Among the proposed rule amendments approved for publication are changes to the Federal Rules of Appellate Procedure that will lengthen the time to file a reply brief to 21 days, up from the current 14 days. This proposal was precipitated by the abrogation of the “three-day rule,” which currently gives appellants and cross-appellants an additional three days to file their reply briefs, making the effective time limit 17 days. Pending amendments to the Appellate Rules, which will go into effect December 1, 2016, unless the Supreme Court or Congress acts to stop it, abrogate the “three-day rule,” effectively reducing the amount of time to file a reply brief. The Standing Committee unanimously approved publication of proposed amendments to Rules 31 and 28.1 to allow 21 days for a reply brief to be filed.

The Civil Rules Advisory Committee received feedback from members of the Standing Committee on the current drafts of potential amendments to Civil Rule 23 regarding class actions.
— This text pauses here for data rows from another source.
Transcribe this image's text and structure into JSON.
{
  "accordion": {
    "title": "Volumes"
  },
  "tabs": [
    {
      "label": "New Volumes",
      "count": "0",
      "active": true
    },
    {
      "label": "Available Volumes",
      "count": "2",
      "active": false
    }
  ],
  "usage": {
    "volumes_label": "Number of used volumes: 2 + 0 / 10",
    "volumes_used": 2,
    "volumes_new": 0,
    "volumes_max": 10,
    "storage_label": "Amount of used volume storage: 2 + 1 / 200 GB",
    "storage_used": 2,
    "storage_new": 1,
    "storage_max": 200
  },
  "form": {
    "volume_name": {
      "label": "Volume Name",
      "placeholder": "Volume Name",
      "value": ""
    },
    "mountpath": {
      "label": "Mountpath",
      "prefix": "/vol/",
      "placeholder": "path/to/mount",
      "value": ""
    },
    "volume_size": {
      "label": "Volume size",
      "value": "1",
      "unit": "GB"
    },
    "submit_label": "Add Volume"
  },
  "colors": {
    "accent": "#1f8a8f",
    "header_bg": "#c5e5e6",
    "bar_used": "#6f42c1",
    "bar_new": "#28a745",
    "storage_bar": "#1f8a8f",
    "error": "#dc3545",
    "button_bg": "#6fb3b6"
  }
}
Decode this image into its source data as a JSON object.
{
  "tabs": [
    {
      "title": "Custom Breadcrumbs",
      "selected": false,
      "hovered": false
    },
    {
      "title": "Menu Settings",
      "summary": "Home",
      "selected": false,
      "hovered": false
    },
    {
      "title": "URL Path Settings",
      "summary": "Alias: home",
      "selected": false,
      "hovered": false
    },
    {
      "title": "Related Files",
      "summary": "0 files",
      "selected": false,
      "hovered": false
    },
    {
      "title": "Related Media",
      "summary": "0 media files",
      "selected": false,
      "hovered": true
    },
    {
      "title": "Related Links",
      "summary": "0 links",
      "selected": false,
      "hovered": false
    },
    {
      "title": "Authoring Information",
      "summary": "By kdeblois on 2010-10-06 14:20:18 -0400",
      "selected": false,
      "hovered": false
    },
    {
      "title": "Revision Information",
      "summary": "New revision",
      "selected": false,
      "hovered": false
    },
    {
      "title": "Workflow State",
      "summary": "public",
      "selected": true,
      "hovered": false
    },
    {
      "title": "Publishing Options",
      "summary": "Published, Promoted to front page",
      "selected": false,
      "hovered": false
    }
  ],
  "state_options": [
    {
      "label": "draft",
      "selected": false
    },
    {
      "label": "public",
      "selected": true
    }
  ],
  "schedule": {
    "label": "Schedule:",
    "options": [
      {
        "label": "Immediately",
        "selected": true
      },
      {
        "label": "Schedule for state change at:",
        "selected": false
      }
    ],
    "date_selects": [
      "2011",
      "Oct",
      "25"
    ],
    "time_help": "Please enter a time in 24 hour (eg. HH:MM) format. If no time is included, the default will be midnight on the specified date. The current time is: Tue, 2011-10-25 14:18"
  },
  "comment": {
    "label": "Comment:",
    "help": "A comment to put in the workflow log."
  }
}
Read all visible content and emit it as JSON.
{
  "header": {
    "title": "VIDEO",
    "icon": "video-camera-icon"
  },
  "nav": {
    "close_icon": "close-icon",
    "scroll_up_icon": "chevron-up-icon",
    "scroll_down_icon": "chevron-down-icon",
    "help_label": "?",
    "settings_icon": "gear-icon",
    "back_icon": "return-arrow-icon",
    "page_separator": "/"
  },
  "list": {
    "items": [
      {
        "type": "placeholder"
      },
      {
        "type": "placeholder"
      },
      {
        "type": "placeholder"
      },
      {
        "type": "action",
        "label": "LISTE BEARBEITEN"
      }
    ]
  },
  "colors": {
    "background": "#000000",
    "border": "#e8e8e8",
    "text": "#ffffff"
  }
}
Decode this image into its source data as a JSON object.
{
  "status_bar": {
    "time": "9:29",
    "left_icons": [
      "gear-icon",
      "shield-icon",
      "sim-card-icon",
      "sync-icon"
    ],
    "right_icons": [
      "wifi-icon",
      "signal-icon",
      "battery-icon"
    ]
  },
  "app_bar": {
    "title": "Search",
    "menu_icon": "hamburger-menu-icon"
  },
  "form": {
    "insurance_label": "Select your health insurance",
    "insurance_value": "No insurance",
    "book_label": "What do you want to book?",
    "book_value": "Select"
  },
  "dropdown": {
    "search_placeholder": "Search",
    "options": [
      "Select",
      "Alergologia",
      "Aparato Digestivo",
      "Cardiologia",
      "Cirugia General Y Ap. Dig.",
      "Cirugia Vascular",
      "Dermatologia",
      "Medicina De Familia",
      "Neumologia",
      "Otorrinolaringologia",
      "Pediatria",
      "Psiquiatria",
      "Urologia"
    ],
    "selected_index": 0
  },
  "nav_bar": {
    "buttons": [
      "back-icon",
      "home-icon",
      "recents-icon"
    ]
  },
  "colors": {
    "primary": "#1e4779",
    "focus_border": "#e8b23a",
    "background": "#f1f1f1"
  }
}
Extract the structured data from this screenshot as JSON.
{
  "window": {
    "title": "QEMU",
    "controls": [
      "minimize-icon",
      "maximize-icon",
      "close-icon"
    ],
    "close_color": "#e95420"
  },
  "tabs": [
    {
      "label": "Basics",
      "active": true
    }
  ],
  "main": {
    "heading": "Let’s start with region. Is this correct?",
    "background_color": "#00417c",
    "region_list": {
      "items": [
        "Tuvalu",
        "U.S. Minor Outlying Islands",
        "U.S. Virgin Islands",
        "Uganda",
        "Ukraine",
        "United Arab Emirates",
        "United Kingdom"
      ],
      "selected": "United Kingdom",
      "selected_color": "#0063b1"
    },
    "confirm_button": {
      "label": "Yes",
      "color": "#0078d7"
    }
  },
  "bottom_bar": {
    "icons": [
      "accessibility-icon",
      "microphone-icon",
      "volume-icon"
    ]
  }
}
Much of the discussion focused on the current draft amendment intended to deal with objectors to class action settlements. The Civil Rules Advisory Committee will likely act on any proposed amendments at their next meeting in April, and will likely submit them to the Standing Committee in June for approval for publication for public comment. The Civil Rules Advisory Committee also received feedback from the Standing Committee on ideas for pilot projects and how to assess them.

NYU Law Review Publishes Peck Panel Discussion on Judicial Recusal

December 10th, 2015

A symposium issue of the New York University Law School’s Journal of Legislation & Public Policy features a transcript of a panel discussion on “The State of Judicial Recusal Reform, that includes presentations by CCL’s Robert S. Peck, Arizona State University law professor Myles Lynk, and Maryland Judge Roni Clarke. The panel was moderated by Indiana University law professor Charles Geyh and was part of a December 2014 symposium at NYU entitled, “Courts, Campaigns, and Corruption: Judicial Recusal Five Years After Caperton.” Caperton v A.T. Massey Coal Co. was a 2009 U.S. Supreme Court decision that held that recusal was required in certain instances where a party provided disproportionate funding for or against a judicial campaign. Other participants in the symposium included New York Chief Judge Jonathan Lippman, Ohio Chief Justice Maureen O’Connor, former Alabama Chief Justice Sue Bell Cobb, former Wisconsin Supreme Court justice Louis Butler, and New York Times Supreme Court reporter Adam Liptak.